• [Source records]
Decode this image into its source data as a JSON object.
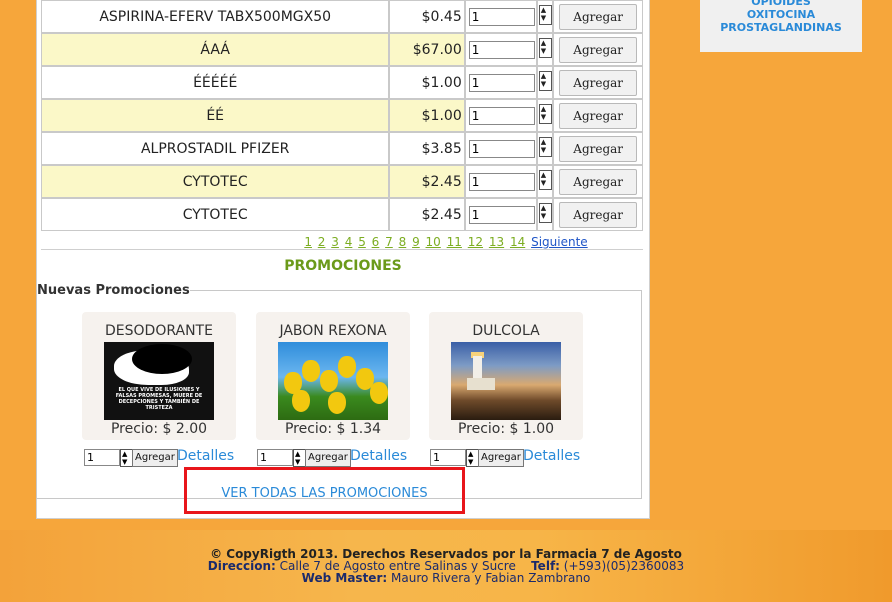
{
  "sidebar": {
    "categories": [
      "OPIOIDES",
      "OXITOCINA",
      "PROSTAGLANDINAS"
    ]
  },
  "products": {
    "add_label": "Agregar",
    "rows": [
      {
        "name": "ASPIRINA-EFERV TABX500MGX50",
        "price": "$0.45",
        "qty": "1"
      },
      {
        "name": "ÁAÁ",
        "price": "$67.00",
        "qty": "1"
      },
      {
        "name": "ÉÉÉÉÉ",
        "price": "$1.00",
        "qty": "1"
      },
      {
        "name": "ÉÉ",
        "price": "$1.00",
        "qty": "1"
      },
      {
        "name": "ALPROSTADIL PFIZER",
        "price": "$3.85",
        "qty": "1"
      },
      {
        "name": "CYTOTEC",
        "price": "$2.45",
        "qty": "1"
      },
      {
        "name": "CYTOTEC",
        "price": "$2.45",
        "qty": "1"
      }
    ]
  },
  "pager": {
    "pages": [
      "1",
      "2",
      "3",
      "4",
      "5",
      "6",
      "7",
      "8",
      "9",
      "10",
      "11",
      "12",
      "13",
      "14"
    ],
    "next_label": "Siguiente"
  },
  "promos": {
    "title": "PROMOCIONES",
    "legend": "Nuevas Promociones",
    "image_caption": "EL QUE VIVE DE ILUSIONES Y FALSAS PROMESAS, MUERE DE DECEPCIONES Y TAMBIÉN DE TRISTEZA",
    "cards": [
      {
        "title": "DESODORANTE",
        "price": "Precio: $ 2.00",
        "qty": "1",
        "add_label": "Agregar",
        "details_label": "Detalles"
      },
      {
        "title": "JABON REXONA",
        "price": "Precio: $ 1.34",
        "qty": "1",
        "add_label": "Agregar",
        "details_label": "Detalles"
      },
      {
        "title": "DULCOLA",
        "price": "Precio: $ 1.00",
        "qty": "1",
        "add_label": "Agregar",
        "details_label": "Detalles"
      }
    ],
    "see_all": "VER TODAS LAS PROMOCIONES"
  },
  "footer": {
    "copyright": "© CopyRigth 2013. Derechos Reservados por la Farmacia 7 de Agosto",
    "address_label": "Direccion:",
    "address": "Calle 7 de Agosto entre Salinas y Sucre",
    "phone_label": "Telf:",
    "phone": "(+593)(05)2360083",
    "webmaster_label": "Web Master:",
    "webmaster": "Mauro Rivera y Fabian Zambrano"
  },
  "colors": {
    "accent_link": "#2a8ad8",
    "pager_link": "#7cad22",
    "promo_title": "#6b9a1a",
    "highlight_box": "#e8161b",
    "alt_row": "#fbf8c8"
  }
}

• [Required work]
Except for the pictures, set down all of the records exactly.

• [The answer]
Decode this image into its source data as a JSON object.
{
  "sidebar": {
    "categories": [
      "OPIOIDES",
      "OXITOCINA",
      "PROSTAGLANDINAS"
    ]
  },
  "products": {
    "add_label": "Agregar",
    "rows": [
      {
        "name": "ASPIRINA-EFERV TABX500MGX50",
        "price": "$0.45",
        "qty": "1"
      },
      {
        "name": "ÁAÁ",
        "price": "$67.00",
        "qty": "1"
      },
      {
        "name": "ÉÉÉÉÉ",
        "price": "$1.00",
        "qty": "1"
      },
      {
        "name": "ÉÉ",
        "price": "$1.00",
        "qty": "1"
      },
      {
        "name": "ALPROSTADIL PFIZER",
        "price": "$3.85",
        "qty": "1"
      },
      {
        "name": "CYTOTEC",
        "price": "$2.45",
        "qty": "1"
      },
      {
        "name": "CYTOTEC",
        "price": "$2.45",
        "qty": "1"
      }
    ]
  },
  "pager": {
    "pages": [
      "1",
      "2",
      "3",
      "4",
      "5",
      "6",
      "7",
      "8",
      "9",
      "10",
      "11",
      "12",
      "13",
      "14"
    ],
    "next_label": "Siguiente"
  },
  "promos": {
    "title": "PROMOCIONES",
    "legend": "Nuevas Promociones",
    "image_caption": "EL QUE VIVE DE ILUSIONES Y FALSAS PROMESAS, MUERE DE DECEPCIONES Y TAMBIÉN DE TRISTEZA",
    "cards": [
      {
        "title": "DESODORANTE",
        "price": "Precio: $ 2.00",
        "qty": "1",
        "add_label": "Agregar",
        "details_label": "Detalles"
      },
      {
        "title": "JABON REXONA",
        "price": "Precio: $ 1.34",
        "qty": "1",
        "add_label": "Agregar",
        "details_label": "Detalles"
      },
      {
        "title": "DULCOLA",
        "price": "Precio: $ 1.00",
        "qty": "1",
        "add_label": "Agregar",
        "details_label": "Detalles"
      }
    ],
    "see_all": "VER TODAS LAS PROMOCIONES"
  },
  "footer": {
    "copyright": "© CopyRigth 2013. Derechos Reservados por la Farmacia 7 de Agosto",
    "address_label": "Direccion:",
    "address": "Calle 7 de Agosto entre Salinas y Sucre",
    "phone_label": "Telf:",
    "phone": "(+593)(05)2360083",
    "webmaster_label": "Web Master:",
    "webmaster": "Mauro Rivera y Fabian Zambrano"
  },
  "colors": {
    "accent_link": "#2a8ad8",
    "pager_link": "#7cad22",
    "promo_title": "#6b9a1a",
    "highlight_box": "#e8161b",
    "alt_row": "#fbf8c8"
  }
}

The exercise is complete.